Idiot. I tossed open the door and tossed Junior face first into the wall. The plain clothes cop that had been pretending to searching for his room grabbed the kid and finished the job. Cops were everywhere – Lt. Bartley had come through.

Miss Allen was still sipping her Coke, too drugged out to know where she was or what had just happened. I told her who I was and that she was safe. She just finished the Coke.

Two am, reports finished, interviews done, runaway safely in hospital waiting for Mom and Dad, I crawled back into my flophouse home, retrieved my property and checked out to go to a real hotel. By three, I had scrubbed my skin raw, gotten into PJ’s and was throwing myself at the bed. I didn’t want the particulars of what the kid had been through. I didn’t want to know if she could even remember. I knew enough to know I knew too much.

Then it was finally dark.

The Dogman Chronicles: Prologue

The beer is stale. I haven’t bothered to turn on the lights in the small flophouse room that will be my home tonight. I’m sitting in what once passed as an armchair, drinking the stale beer because it was in the mini fridge, and staring at nothing. Not the neon pitifully flashing in its death throes trying to convince me that the little bar under it will make my evening; not the 40 watt bulb that heralds the bathroom’s location only because I couldn’t find the switch earlier, when I bothered; nothing and everything fill my sight. I know about the spider working its way up the curtain. I know the room is too hot, the beer is stale and exactly what the kids in the adjoining room are doing. I just don’t care.

I give myself a few more minutes of sulking before pulling myself out of the chair and starting for the bath. Lately, I find myself doing that more – thinking about the past while staring at nothing. It’s a bad habit and a bad sign. I have work to do, a paid job, the first in a couple weeks. I freelance when not holding down my own office. I could take more jobs – should take more jobs – but lately, I’m not interested.

My secretary, Sonia, is interested. I have a choice now of actually bringing in revenue or having my backside kicked by a middle aged Russian Jew whose own kids are still in therapy years after fleeing the nest. That’s not fair, I know. I’m taking a colder shower than I’d like and in an already foul mood. Without Sonia, I’d probably sit in some flophouse armchair somewhere until I starved. She’s good for my business, good for me and only one of her thirty kids ever had therapy anyway. I get out of the shower and stop moping about working when I don’t want to.
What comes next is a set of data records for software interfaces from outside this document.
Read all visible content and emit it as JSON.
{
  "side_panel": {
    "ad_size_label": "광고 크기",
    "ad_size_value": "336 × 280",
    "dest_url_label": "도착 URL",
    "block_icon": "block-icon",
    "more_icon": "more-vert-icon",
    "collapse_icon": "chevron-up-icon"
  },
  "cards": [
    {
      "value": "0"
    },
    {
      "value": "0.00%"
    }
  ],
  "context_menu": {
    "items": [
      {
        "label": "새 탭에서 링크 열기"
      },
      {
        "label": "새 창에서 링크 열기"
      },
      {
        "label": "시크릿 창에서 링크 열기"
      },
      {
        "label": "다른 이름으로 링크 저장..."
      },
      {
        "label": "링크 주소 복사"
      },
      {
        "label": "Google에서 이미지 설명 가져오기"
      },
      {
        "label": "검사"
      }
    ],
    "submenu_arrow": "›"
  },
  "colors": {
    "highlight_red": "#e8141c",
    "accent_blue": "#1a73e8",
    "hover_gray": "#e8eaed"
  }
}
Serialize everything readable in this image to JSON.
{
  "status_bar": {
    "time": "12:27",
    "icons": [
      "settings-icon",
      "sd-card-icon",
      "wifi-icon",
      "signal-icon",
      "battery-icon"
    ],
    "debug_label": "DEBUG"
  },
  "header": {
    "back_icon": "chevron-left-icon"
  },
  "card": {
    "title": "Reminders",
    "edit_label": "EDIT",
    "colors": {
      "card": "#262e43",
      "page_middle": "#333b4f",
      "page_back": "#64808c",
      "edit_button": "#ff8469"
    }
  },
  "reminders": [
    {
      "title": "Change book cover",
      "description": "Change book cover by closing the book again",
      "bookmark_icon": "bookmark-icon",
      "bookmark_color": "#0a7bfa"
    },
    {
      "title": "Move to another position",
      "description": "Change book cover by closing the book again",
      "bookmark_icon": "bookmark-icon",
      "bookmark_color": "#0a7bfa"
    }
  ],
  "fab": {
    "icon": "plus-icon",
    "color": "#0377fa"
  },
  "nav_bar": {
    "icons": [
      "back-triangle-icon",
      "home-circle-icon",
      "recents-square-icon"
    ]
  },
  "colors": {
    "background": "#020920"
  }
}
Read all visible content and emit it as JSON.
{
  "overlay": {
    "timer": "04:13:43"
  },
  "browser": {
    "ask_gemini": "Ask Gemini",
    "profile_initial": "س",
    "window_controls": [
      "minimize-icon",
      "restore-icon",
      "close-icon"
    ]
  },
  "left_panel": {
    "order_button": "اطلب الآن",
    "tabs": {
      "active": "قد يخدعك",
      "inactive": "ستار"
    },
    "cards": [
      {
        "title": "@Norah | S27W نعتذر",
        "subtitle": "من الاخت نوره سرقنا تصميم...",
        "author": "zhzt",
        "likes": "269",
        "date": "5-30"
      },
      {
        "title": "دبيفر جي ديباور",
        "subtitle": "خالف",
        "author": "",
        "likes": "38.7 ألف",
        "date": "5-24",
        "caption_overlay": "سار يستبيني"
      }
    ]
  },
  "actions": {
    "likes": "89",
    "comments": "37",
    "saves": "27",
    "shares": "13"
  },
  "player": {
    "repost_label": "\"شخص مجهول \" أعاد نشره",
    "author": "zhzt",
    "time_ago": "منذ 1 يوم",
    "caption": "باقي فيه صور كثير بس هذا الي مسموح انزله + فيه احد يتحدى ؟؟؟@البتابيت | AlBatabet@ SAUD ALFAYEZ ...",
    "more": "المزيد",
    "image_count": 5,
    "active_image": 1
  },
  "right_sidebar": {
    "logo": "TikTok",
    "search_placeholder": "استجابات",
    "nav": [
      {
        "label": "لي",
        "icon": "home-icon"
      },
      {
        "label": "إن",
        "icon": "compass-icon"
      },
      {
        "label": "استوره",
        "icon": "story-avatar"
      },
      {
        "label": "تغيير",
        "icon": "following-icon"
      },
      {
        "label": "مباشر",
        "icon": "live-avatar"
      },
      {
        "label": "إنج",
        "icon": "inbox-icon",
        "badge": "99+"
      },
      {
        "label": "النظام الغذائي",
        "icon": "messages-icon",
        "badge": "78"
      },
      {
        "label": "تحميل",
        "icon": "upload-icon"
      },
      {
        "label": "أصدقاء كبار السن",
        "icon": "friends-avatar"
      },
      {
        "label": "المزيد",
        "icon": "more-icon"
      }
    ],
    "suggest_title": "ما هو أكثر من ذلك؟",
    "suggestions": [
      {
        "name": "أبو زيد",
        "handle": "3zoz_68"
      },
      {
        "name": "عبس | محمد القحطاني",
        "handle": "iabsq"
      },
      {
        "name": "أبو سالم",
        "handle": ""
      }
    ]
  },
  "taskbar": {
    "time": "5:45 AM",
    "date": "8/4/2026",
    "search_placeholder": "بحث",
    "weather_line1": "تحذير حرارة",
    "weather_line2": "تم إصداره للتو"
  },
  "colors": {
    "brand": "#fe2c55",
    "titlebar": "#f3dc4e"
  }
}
Dressing, I start to sharpen up. The still mostly full can of beer quenched my thirst but not my senses – that I was doing by myself. I remind myself to grab a six pack of diet soda on the way back. I hate beer, stale or otherwise.

I’m getting back into my own skin in a way. I feel most like myself – the self I want to be anyway – when I’m working. I grab the tablet and run over the files Sonia sent earlier. Secretaries might be a thing of the past, but Sonia is worth her weight in gold in my business.

Tablet locked away in the briefcase, which is now chained to the bed, I slip the phone off the charger and into my jacket pocket. The .45 is in the holster as I swing the jacket over it. Anyone that knows what to look for can see that I’m carrying – which is fine by me. I don’t want surprise – I want intimidation.

Time to go. I step out the door and lock it. I check out the parking lot from the balcony walkway. I look down and see the bags of trash tossed out by the young acrobats in the next room.

For a moment, I’m six again. I’m sitting outside my mother’s rundown apartment on the bags of trash where my ‘uncle’ left me. I’m discarded – just like the trash.

But only for a moment. Sulking over the past is over for tonight. Time to go to work – find Mr. and Mrs. Allen’s runaway little girl and do what’s needed to get the stupid brat home.

Time to go find Miss Camily Aurora Allen. I’m Robert David Hund and I’ve got a job to do.